The two main pieces of legislation that would make a big part of US President Joe Biden’s agenda now lie in the House to take a vote on. House Speaker Nancy Pelosi recently rejected the call by centrist Democrat Senator Joe Manchin to take a pause on the massive $3.5 trillion budget resolution.
Pelosi is moving ahead with the $3.5 budget resolution, that the House is set to vote on later this month along with the bipartisan infrastructure proposal that had already passed the Senate. However, Pelosi’s eagerness to already take a vote on the budget resolution would also set up conflicts within the caucus as the moderate faction of the Democrats who may be looking to scale down the price tag.
The West Virginia Senator, one of the two Democrats whose support is key to bringing forward Biden’s agenda, was previously called to take a “strategic pause” on the budget resolution.

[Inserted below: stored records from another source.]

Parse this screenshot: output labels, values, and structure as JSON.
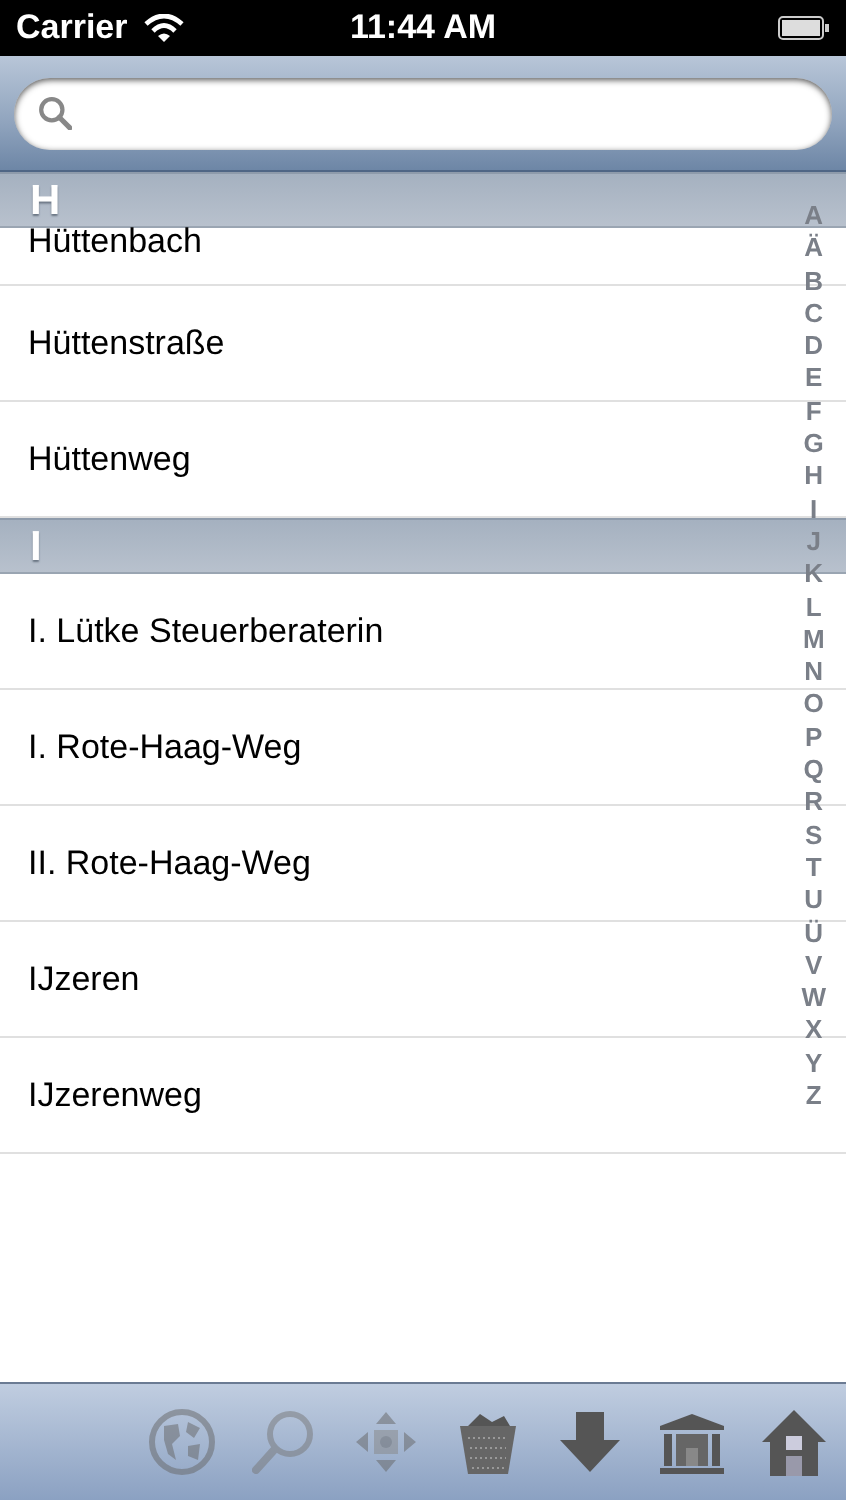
{
  "status_bar": {
    "carrier": "Carrier",
    "time": "11:44 AM"
  },
  "sections": [
    {
      "title": "H",
      "rows": [
        {
          "label": "Hüttenbach",
          "partial": true
        },
        {
          "label": "Hüttenstraße"
        },
        {
          "label": "Hüttenweg"
        }
      ]
    },
    {
      "title": "I",
      "rows": [
        {
          "label": "I. Lütke Steuerberaterin"
        },
        {
          "label": "I. Rote-Haag-Weg"
        },
        {
          "label": "II. Rote-Haag-Weg"
        },
        {
          "label": "IJzeren"
        },
        {
          "label": "IJzerenweg"
        }
      ]
    }
  ],
  "index": [
    "A",
    "Ä",
    "B",
    "C",
    "D",
    "E",
    "F",
    "G",
    "H",
    "I",
    "J",
    "K",
    "L",
    "M",
    "N",
    "O",
    "P",
    "Q",
    "R",
    "S",
    "T",
    "U",
    "Ü",
    "V",
    "W",
    "X",
    "Y",
    "Z"
  ],
  "toolbar": [
    {
      "kind": "globe",
      "disabled": true
    },
    {
      "kind": "search",
      "disabled": true
    },
    {
      "kind": "move",
      "disabled": true
    },
    {
      "kind": "basket",
      "disabled": false
    },
    {
      "kind": "download",
      "disabled": false
    },
    {
      "kind": "bank",
      "disabled": false
    },
    {
      "kind": "home",
      "disabled": false
    }
  ]
}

Arizona Democratic Senator Kyrsten Sinema is also not in favor of the price tag. Pelosi is also unwilling to scale down the price tag.
“Obviously, I don’t agree,” Pelosi told CNN when asked about her thoughts on Manchin’s comments.
“The number is the number. $3.5, we can’t go above that,” added the House Speaker. When Pelosi was pressed on how likely she would be willing to go below the amount, she only responded with “why?”
Manchin has been privately suggesting that he could accept $1 trillion or $1.5 trillion for the reconciliation bill, according to people familiar with the matter. They also revealed that Manchin suggested that the 2017 tax bill he opposed, could be amended to raise enough money to make sure that the proposal is already fully paid for.
Meanwhile, Treasury Secretary Janet Yellen issued a warning to Pelosi that even the smallest indication of a US default can have implications on the country’s financial markets. Yellen also urged Congress to raise the debt limit as soon as possible. Yellen added that lawmakers have until October to do so.
“A delay that calls into question the federal government’s ability to meet all its obligations would likely cause irreparable damage to the US economy and global financial markets,” said Yellen in a letter to Pelosi.